• _What this task involves_: Without including any picture, copy the entries that follow word for word.

# # # #

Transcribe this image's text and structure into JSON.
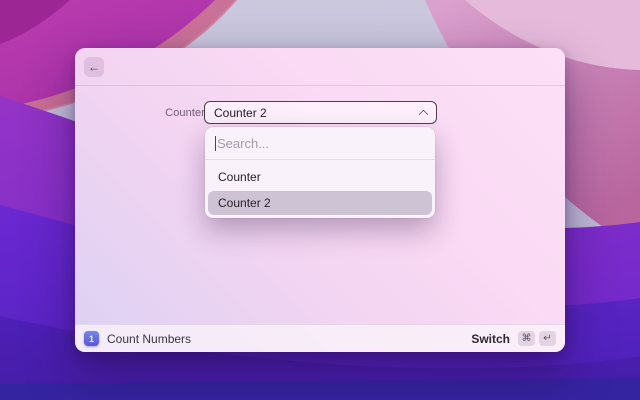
{
  "theme": {
    "selection_highlight": "#cdc3d4",
    "window_tint_top_right": "#fde0f7",
    "window_tint_bottom_left": "#dcd0f2",
    "app_icon_gradient_top": "#7486ea",
    "app_icon_gradient_bottom": "#5a57d6",
    "wallpaper_magenta": "#b238b4",
    "wallpaper_pink": "#d294c6",
    "wallpaper_deep_purple": "#5d24c2"
  },
  "window": {
    "header": {
      "back_icon": "arrow-left",
      "back_glyph": "←"
    },
    "form": {
      "field_label": "Counter",
      "select": {
        "value": "Counter 2",
        "chevron_icon": "chevron-up"
      }
    },
    "dropdown": {
      "search_placeholder": "Search...",
      "options": [
        {
          "label": "Counter",
          "selected": false
        },
        {
          "label": "Counter 2",
          "selected": true
        }
      ]
    },
    "footer": {
      "app_icon_text": "1",
      "command_title": "Count Numbers",
      "action_label": "Switch",
      "keys": [
        "⌘",
        "↵"
      ]
    }
  }
}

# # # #

• _Answer section_:
Transcribe this image's text and structure into JSON.
{
  "theme": {
    "selection_highlight": "#cdc3d4",
    "window_tint_top_right": "#fde0f7",
    "window_tint_bottom_left": "#dcd0f2",
    "app_icon_gradient_top": "#7486ea",
    "app_icon_gradient_bottom": "#5a57d6",
    "wallpaper_magenta": "#b238b4",
    "wallpaper_pink": "#d294c6",
    "wallpaper_deep_purple": "#5d24c2"
  },
  "window": {
    "header": {
      "back_icon": "arrow-left",
      "back_glyph": "←"
    },
    "form": {
      "field_label": "Counter",
      "select": {
        "value": "Counter 2",
        "chevron_icon": "chevron-up"
      }
    },
    "dropdown": {
      "search_placeholder": "Search...",
      "options": [
        {
          "label": "Counter",
          "selected": false
        },
        {
          "label": "Counter 2",
          "selected": true
        }
      ]
    },
    "footer": {
      "app_icon_text": "1",
      "command_title": "Count Numbers",
      "action_label": "Switch",
      "keys": [
        "⌘",
        "↵"
      ]
    }
  }
}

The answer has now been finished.